DATA UNDER STUDY:
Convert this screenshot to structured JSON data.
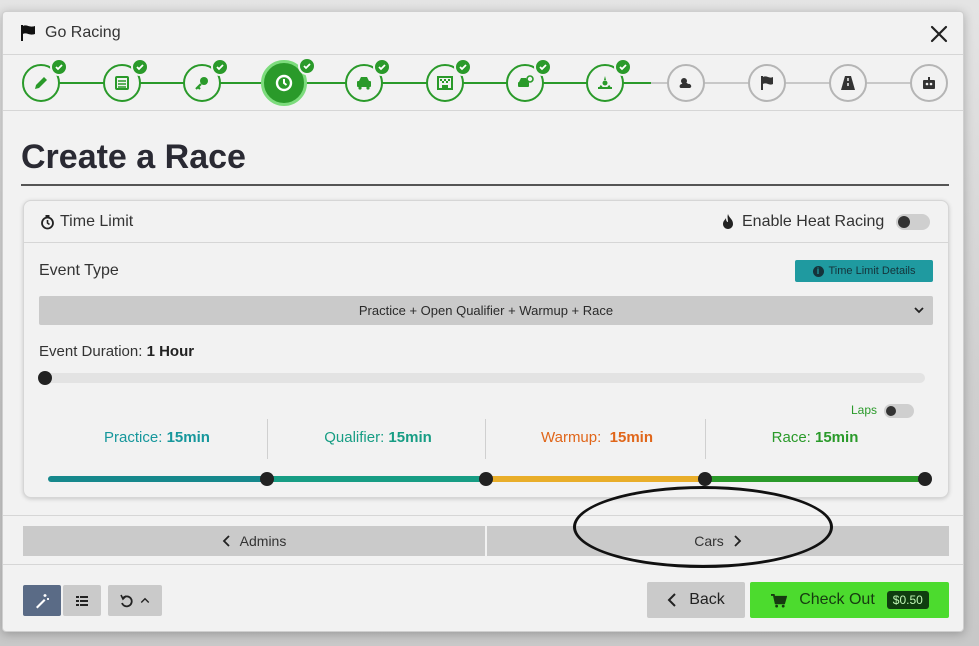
{
  "window": {
    "title": "Go Racing"
  },
  "steps": [
    {
      "icon": "pencil-icon",
      "state": "done"
    },
    {
      "icon": "list-icon",
      "state": "done"
    },
    {
      "icon": "key-icon",
      "state": "done"
    },
    {
      "icon": "clock-icon",
      "state": "active"
    },
    {
      "icon": "cars-icon",
      "state": "done"
    },
    {
      "icon": "track-icon",
      "state": "done"
    },
    {
      "icon": "car-settings-icon",
      "state": "done"
    },
    {
      "icon": "session-icon",
      "state": "done"
    },
    {
      "icon": "weather-icon",
      "state": "pending"
    },
    {
      "icon": "flag-icon",
      "state": "pending"
    },
    {
      "icon": "road-icon",
      "state": "pending"
    },
    {
      "icon": "robot-icon",
      "state": "pending"
    }
  ],
  "page": {
    "title": "Create a Race"
  },
  "card": {
    "title": "Time Limit",
    "heat_racing_label": "Enable Heat Racing",
    "heat_racing_enabled": false,
    "event_type_label": "Event Type",
    "details_button": "Time Limit Details",
    "event_type_value": "Practice + Open Qualifier + Warmup + Race",
    "duration_prefix": "Event Duration:",
    "duration_value": "1 Hour",
    "duration_slider_fraction": 0,
    "laps_label": "Laps",
    "laps_enabled": false,
    "segments": [
      {
        "label": "Practice:",
        "value": "15min",
        "color": "#16979c"
      },
      {
        "label": "Qualifier:",
        "value": "15min",
        "color": "#179d84"
      },
      {
        "label": "Warmup:",
        "value": "15min",
        "color": "#e0661a"
      },
      {
        "label": "Race:",
        "value": "15min",
        "color": "#2a9a2a"
      }
    ],
    "bar_colors": [
      "#16888c",
      "#179d84",
      "#e9ae2a",
      "#2a9a2a"
    ]
  },
  "nav": {
    "prev_label": "Admins",
    "next_label": "Cars"
  },
  "footer": {
    "back_label": "Back",
    "checkout_label": "Check Out",
    "price": "$0.50"
  },
  "colors": {
    "accent": "#2a9a2a",
    "checkout": "#4cdb2e",
    "teal": "#1f9aa0"
  }
}
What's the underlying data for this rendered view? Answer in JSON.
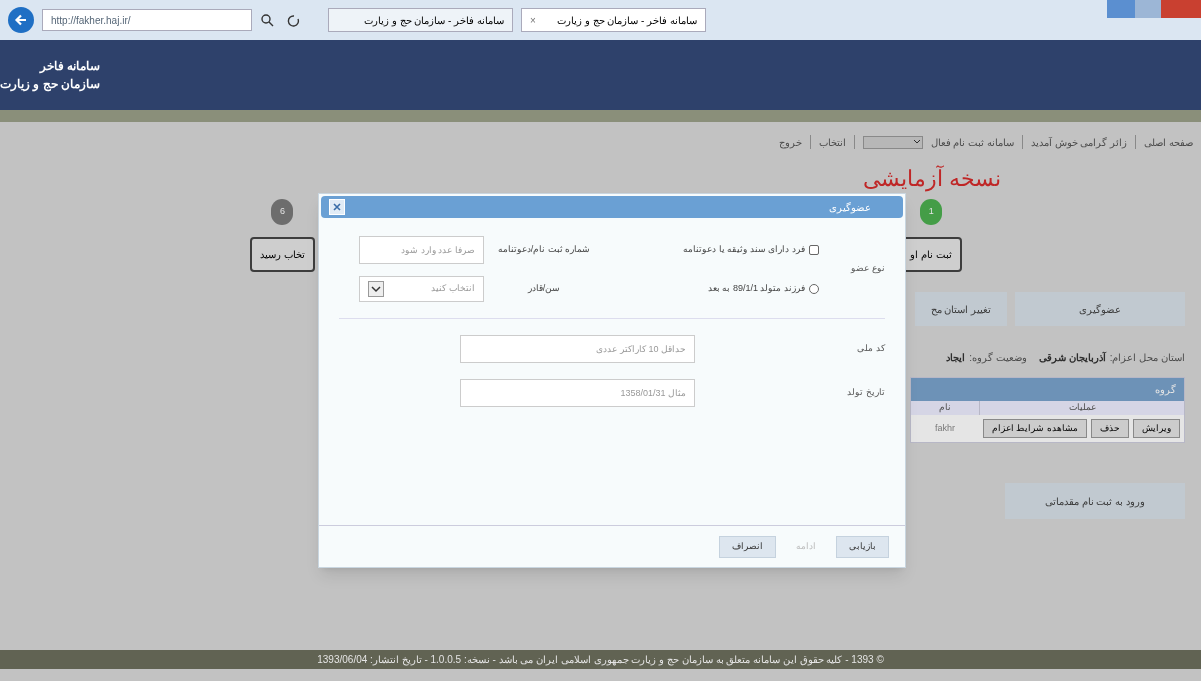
{
  "browser": {
    "address": "http://fakher.haj.ir/",
    "tabs": [
      {
        "label": "سامانه فاخر - سازمان حج و زیارت",
        "selected": true,
        "close": "×"
      },
      {
        "label": "سامانه فاخر - سازمان حج و زیارت",
        "selected": false
      }
    ]
  },
  "header": {
    "title": "سامانه فاخر",
    "subtitle": "سازمان حج و زیارت"
  },
  "nav": {
    "items": [
      {
        "kind": "link",
        "label": "صفحه اصلی"
      },
      {
        "kind": "text",
        "label": "زائر گرامی خوش آمدید"
      },
      {
        "kind": "select",
        "label": "سامانه ثبت نام فعال"
      },
      {
        "kind": "link",
        "label": "انتخاب"
      },
      {
        "kind": "link",
        "label": "خروج"
      }
    ]
  },
  "page_title": "نسخه آزمایشی",
  "steps": [
    {
      "number": "1",
      "label": "ثبت نام او",
      "color": "#4caf50"
    },
    {
      "number": "6",
      "label": "تخاب رسید",
      "color": "#7a7a7a"
    }
  ],
  "actions": [
    "عضوگیری",
    "تغییر استان مح"
  ],
  "info": [
    {
      "label": "استان محل اعزام:",
      "value": "آذربایجان شرقی"
    },
    {
      "label": "وضعیت گروه:",
      "value": "ایجاد"
    }
  ],
  "group_table": {
    "title": "گروه",
    "columns": [
      "عملیات",
      "نام"
    ],
    "rows": [
      {
        "buttons": [
          "ویرایش",
          "حذف",
          "مشاهده شرایط اعزام"
        ],
        "name": "fakhr"
      }
    ]
  },
  "continue_button": "ورود به ثبت نام مقدماتی",
  "dialog": {
    "title": "عضوگیری",
    "member_type_label": "نوع عضو",
    "options": [
      {
        "kind": "checkbox",
        "label": "فرد دارای سند وثیقه یا دعوتنامه",
        "checked": false,
        "field": {
          "kind": "input",
          "label": "شماره ثبت نام/دعوتنامه",
          "placeholder": "صرفا عدد وارد شود"
        }
      },
      {
        "kind": "radio",
        "label": "فرزند متولد 89/1/1 به بعد",
        "checked": false,
        "field": {
          "kind": "select",
          "label": "سن/قادر",
          "placeholder": "انتخاب کنید"
        }
      }
    ],
    "fields": [
      {
        "label": "کد ملی",
        "placeholder": "حداقل 10 کاراکتر عددی"
      },
      {
        "label": "تاریخ تولد",
        "placeholder": "مثال 1358/01/31"
      }
    ],
    "buttons": [
      {
        "label": "بازیابی",
        "disabled": false
      },
      {
        "label": "ادامه",
        "disabled": true
      },
      {
        "label": "انصراف",
        "disabled": false
      }
    ]
  },
  "footer": "© 1393 - کلیه حقوق این سامانه متعلق به سازمان حج و زیارت جمهوری اسلامی ایران می باشد - نسخه: 1.0.0.5 - تاریخ انتشار: 1393/06/04"
}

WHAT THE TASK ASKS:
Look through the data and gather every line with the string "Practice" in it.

SOLUTION:
    "event_type_value": "Practice + Open Qualifier + Warmup + Race",
        "label": "Practice:",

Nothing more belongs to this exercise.